Two British rowers are gearing up for what promises to be quite an undertaking later this year. Dawn Wood, and her husband Jamie, have announced plans to row across the Arctic Ocean in attempt to set a new record for such a journey on that body of water. But as with their past rowing expeditions, the goal isn’t just to set records, but is instead about raising awareness of the increasing challenges that the Earth’s oceans currently face.

Dawn and Jamie’s journey is set to begin in Tromso, Norway this August. After setting out from that city, their goal is to row north to Svalbard, covering approximately 1000 miles (1600 km) in the process. If they are successful, they would set a new mark for the furthest distance north any open-water expedition has ever reached in a rowboat. Even during the summer, they’ll face cold temperatures, frigid water, and challenge storms, although August is likely to be the most stable month to undertake such a voyage.
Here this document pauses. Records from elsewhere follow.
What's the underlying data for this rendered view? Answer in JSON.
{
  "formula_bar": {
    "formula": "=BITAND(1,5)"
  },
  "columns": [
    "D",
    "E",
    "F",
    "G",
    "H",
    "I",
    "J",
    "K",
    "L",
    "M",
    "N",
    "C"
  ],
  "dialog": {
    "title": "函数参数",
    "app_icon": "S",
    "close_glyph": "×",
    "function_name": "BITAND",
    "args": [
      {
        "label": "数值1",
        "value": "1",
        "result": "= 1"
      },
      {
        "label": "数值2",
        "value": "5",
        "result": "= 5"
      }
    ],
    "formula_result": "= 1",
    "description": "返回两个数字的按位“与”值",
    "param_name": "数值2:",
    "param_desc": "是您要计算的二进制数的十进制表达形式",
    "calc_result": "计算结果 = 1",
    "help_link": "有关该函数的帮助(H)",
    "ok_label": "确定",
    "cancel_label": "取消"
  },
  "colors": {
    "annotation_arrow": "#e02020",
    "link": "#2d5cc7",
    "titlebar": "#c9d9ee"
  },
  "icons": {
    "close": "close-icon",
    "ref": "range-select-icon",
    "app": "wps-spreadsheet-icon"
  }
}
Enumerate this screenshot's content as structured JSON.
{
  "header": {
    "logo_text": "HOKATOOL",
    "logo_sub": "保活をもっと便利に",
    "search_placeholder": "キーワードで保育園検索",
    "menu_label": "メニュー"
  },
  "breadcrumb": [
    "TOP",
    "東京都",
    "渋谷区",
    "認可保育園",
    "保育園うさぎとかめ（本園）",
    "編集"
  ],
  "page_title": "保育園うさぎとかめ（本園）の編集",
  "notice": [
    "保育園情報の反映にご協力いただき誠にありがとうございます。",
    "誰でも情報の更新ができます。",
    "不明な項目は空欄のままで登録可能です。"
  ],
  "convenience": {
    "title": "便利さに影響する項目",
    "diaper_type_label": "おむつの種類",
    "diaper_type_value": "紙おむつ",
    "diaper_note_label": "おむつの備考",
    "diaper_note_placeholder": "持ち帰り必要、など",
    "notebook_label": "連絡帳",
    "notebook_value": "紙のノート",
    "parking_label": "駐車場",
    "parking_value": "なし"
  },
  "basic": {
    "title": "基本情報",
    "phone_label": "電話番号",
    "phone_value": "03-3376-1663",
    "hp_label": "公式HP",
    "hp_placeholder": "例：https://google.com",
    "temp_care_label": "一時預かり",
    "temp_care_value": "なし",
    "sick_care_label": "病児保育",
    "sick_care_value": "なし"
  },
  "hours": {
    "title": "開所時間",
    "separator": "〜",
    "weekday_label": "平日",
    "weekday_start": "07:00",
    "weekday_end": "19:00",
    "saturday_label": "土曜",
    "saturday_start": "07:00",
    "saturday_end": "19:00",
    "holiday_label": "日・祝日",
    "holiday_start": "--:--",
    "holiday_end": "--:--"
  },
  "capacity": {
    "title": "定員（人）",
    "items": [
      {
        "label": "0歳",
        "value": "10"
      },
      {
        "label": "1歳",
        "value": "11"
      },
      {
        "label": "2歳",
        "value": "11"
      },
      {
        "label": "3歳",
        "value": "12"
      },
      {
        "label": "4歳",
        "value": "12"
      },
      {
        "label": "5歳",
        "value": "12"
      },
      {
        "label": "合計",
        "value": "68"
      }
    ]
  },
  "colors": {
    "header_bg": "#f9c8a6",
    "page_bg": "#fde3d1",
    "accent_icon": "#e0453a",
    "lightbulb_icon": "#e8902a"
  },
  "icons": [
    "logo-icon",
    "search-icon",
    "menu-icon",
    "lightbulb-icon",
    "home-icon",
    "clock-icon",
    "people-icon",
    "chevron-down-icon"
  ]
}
For Dawn, this will be a return to long-distance ocean rowing. Last year, she made a solo row across the Atlantic Ocean, becoming the second fastest woman to ever complete that journey. Starting in the Canary Islands and ending in Barbados, she made the 3000-mile (4800 km) journey in just 53 days. That effort was all about raising awareness about the impact of plastics on the ocean, which Wood witnessed first hand throughout her Atlantic row. Even in the middle of the ocean, she found traces of trash that had been deposited into the water, where few places are still untouched by man.

This time out, Dawn’s goal is much the same, although she is looking forward to having a bit of company on this trip. Although only a third the length of her Atlantic crossing, rowing across the Arctic will present its own set of challenges, which is why she is happy to have husband Jaime along for the ride. For now though, the husband and wife team are still in the training and preparation phase, so look to hear more about this endeavor later in the summer.

Kraig Becker